# Exercise description
Leave out the pictures and repeat every record exactly.

[[ Study material open ]]

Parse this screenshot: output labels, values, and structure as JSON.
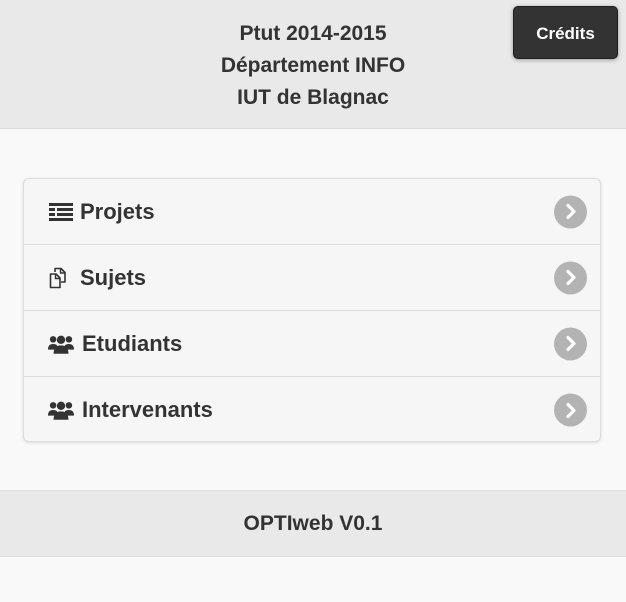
{
  "header": {
    "title_lines": [
      "Ptut 2014-2015",
      "Département INFO",
      "IUT de Blagnac"
    ]
  },
  "credits_button": {
    "label": "Crédits"
  },
  "nav": {
    "items": [
      {
        "label": "Projets",
        "icon": "list-icon"
      },
      {
        "label": "Sujets",
        "icon": "copy-icon"
      },
      {
        "label": "Etudiants",
        "icon": "users-icon"
      },
      {
        "label": "Intervenants",
        "icon": "users-icon"
      }
    ]
  },
  "footer": {
    "text": "OPTIweb V0.1"
  },
  "colors": {
    "header_bg": "#e9e9e9",
    "button_bg": "#333333",
    "text": "#333333",
    "chevron_bg": "#b3b3b3"
  }
}
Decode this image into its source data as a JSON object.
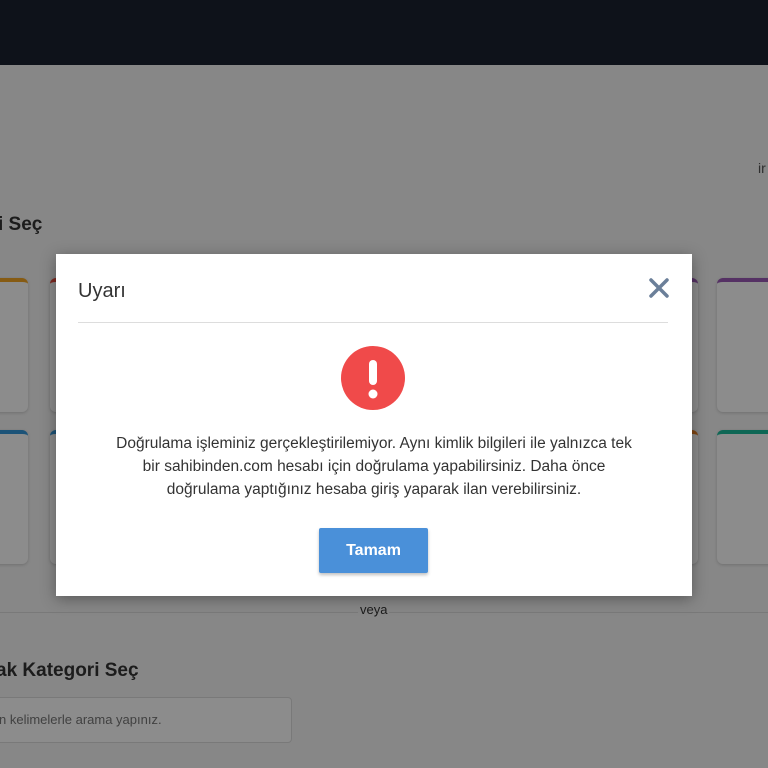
{
  "background": {
    "right_text": "ir",
    "heading_1": "i Seç",
    "heading_2": "ak Kategori Seç",
    "separator_text": "veya",
    "search_placeholder": "n kelimelerle arama yapınız."
  },
  "colors": {
    "topbar": "#1b2130",
    "card_accents": [
      "#f5a623",
      "#e74c3c",
      "#9b59b6",
      "#3498db",
      "#e67e22",
      "#1abc9c"
    ],
    "alert_icon": "#f04a4a",
    "primary_button": "#4a90d9"
  },
  "modal": {
    "title": "Uyarı",
    "close_icon": "close-icon",
    "alert_icon": "exclamation-icon",
    "message_lines": [
      "Doğrulama işleminiz gerçekleştirilemiyor. Aynı kimlik bilgileri ile yalnızca tek",
      "bir sahibinden.com hesabı için doğrulama yapabilirsiniz. Daha önce",
      "doğrulama yaptığınız hesaba giriş yaparak ilan verebilirsiniz."
    ],
    "ok_label": "Tamam"
  }
}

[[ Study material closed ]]

# Result
Parse this screenshot: output labels, values, and structure as JSON.
{
  "header": {
    "title_lines": [
      "Ptut 2014-2015",
      "Département INFO",
      "IUT de Blagnac"
    ]
  },
  "credits_button": {
    "label": "Crédits"
  },
  "nav": {
    "items": [
      {
        "label": "Projets",
        "icon": "list-icon"
      },
      {
        "label": "Sujets",
        "icon": "copy-icon"
      },
      {
        "label": "Etudiants",
        "icon": "users-icon"
      },
      {
        "label": "Intervenants",
        "icon": "users-icon"
      }
    ]
  },
  "footer": {
    "text": "OPTIweb V0.1"
  },
  "colors": {
    "header_bg": "#e9e9e9",
    "button_bg": "#333333",
    "text": "#333333",
    "chevron_bg": "#b3b3b3"
  }
}
Decode this image into its source data as a JSON object.
{
  "background": {
    "right_text": "ir",
    "heading_1": "i Seç",
    "heading_2": "ak Kategori Seç",
    "separator_text": "veya",
    "search_placeholder": "n kelimelerle arama yapınız."
  },
  "colors": {
    "topbar": "#1b2130",
    "card_accents": [
      "#f5a623",
      "#e74c3c",
      "#9b59b6",
      "#3498db",
      "#e67e22",
      "#1abc9c"
    ],
    "alert_icon": "#f04a4a",
    "primary_button": "#4a90d9"
  },
  "modal": {
    "title": "Uyarı",
    "close_icon": "close-icon",
    "alert_icon": "exclamation-icon",
    "message_lines": [
      "Doğrulama işleminiz gerçekleştirilemiyor. Aynı kimlik bilgileri ile yalnızca tek",
      "bir sahibinden.com hesabı için doğrulama yapabilirsiniz. Daha önce",
      "doğrulama yaptığınız hesaba giriş yaparak ilan verebilirsiniz."
    ],
    "ok_label": "Tamam"
  }
}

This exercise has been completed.